  6. Clarity
  7. Knowledge and Intelligence – smart in every sense of the word.
  8. Managerial skills – delegate and allocate resources for greatest effectiveness and efficiency.
  9. Follow-through
  10. Humility – willing to seek information, ask for advice, take appropriate risks and admit mistakes.

Eight secrets for speaking well:
  1. Talk about big ideas (Gettysburg address, Kennedy’s vision for going to the moon)
  2. Speak in the moment (face questions head on)
  3. Keep it Simple (explain the steps)
  4. Be a Straight Shooter
  5. Be an Optimist
  6. Focus on the Future (In difficult times, we look to leaders for hope.)
  7. Be Real
  8. Stand for Something

Friday, October 1, 2010

Rock to the Top with Dayna Steele

I had the opportunity to hear Dayna Steele and read her book, Rock to the Top – What I Learned about Success from the World’s Greatest Rock Stars.

Tips that she shares include:

Passion + Hard Work = Success
Confidence - Look and act confident, the actual confidence will follow (many rock stars only appear confident)
Quality - Your quality will define your long term reputation (a band is a perfect example of teamwork)
Organization - Organization helps you manage the unexpected (guitar strings break and tour buses break down)
Technology - Embrace and learn new technologies (rock shows would be pretty boring without technology)
Branding - Have a one sentence description for what you do (rock bands names say it all)
Networking - Friends and family are your most valuable assets (almost every band started this way)
Knowledge – Know a little bit about everything (you create more fans when you have broad interests)
Health – Take care of yourself first (not everyone can be Keith Richards)
Appreciation – Write thank you notes (no one can do it alone)

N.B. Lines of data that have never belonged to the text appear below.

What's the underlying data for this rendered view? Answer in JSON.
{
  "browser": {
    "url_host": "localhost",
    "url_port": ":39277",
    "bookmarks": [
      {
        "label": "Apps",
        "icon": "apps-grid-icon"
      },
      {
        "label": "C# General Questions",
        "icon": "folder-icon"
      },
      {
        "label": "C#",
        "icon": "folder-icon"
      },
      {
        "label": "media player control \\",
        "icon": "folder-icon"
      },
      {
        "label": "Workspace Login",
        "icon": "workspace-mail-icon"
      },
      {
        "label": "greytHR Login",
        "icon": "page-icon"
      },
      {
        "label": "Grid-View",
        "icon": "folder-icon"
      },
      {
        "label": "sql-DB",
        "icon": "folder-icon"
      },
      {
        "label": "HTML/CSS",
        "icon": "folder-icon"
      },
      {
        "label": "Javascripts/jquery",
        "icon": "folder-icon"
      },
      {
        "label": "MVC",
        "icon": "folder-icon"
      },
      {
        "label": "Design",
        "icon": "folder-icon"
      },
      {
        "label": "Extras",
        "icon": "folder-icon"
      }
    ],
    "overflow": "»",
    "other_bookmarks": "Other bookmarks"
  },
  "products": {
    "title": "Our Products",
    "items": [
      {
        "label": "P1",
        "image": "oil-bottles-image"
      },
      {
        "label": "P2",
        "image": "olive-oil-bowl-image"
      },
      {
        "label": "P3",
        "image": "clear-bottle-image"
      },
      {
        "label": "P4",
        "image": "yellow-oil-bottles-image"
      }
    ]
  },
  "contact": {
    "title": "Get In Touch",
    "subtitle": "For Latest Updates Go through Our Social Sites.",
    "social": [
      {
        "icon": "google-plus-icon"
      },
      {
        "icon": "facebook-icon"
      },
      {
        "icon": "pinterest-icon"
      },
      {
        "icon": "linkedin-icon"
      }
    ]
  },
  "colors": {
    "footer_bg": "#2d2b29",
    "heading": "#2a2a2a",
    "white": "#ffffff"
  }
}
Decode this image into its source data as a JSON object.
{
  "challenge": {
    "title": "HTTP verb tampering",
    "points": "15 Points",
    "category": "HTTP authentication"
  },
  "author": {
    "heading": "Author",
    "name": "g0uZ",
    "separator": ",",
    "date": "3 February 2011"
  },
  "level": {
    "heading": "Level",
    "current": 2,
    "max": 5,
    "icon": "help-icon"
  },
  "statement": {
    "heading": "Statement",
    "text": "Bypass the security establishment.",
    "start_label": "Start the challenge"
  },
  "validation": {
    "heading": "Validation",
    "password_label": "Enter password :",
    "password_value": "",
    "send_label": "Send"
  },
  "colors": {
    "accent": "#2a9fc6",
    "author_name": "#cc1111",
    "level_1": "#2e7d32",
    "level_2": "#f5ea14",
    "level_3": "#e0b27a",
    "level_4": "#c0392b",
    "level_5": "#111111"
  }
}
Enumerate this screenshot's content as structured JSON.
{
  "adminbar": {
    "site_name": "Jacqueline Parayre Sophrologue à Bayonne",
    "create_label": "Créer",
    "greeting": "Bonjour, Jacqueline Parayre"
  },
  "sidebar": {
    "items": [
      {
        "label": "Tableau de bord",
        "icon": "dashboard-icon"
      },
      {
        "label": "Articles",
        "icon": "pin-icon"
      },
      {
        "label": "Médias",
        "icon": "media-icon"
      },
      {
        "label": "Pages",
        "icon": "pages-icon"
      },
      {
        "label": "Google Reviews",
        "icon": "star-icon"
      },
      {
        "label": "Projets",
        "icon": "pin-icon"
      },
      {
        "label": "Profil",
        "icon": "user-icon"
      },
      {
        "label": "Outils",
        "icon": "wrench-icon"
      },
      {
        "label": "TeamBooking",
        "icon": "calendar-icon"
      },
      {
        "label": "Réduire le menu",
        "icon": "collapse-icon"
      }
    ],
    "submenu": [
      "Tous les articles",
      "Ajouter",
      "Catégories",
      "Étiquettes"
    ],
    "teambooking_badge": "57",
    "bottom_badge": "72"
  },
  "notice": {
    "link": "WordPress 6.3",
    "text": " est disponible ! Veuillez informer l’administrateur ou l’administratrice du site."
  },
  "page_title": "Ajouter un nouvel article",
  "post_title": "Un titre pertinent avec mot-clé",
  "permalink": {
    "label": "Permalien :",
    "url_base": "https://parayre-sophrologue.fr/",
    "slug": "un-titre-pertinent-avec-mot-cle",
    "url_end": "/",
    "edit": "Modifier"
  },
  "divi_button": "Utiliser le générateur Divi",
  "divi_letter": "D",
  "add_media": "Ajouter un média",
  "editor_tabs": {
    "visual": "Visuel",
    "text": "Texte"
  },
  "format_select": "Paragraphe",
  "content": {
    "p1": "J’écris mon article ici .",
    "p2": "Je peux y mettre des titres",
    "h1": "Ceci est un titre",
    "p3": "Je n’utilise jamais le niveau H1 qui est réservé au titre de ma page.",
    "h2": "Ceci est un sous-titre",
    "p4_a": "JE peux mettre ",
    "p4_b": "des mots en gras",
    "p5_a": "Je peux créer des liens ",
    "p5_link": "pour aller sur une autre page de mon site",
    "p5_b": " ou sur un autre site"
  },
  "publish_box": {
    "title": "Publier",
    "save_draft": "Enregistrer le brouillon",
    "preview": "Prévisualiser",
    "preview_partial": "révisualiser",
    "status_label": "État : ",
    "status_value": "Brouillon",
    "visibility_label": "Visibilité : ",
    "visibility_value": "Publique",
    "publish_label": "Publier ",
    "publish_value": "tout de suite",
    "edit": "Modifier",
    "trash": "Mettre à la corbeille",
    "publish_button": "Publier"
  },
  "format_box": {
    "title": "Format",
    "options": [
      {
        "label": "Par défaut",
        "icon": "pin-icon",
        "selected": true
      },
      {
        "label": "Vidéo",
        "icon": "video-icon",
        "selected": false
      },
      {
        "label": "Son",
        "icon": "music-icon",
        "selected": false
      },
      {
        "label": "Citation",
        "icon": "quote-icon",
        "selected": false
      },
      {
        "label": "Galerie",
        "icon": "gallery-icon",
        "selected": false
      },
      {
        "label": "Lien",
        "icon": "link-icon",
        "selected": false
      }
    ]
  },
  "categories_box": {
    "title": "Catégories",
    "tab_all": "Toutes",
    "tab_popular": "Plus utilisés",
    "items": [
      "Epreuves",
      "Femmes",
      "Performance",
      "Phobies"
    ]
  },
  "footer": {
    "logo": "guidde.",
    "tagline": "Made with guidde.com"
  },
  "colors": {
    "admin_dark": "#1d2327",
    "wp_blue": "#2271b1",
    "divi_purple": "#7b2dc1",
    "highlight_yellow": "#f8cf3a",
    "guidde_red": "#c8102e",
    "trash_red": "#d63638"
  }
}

Even if we are only subject matter "rock stars" in limited realms, we can all adapt Dayna's tips improve our abilities to Rock to the Top.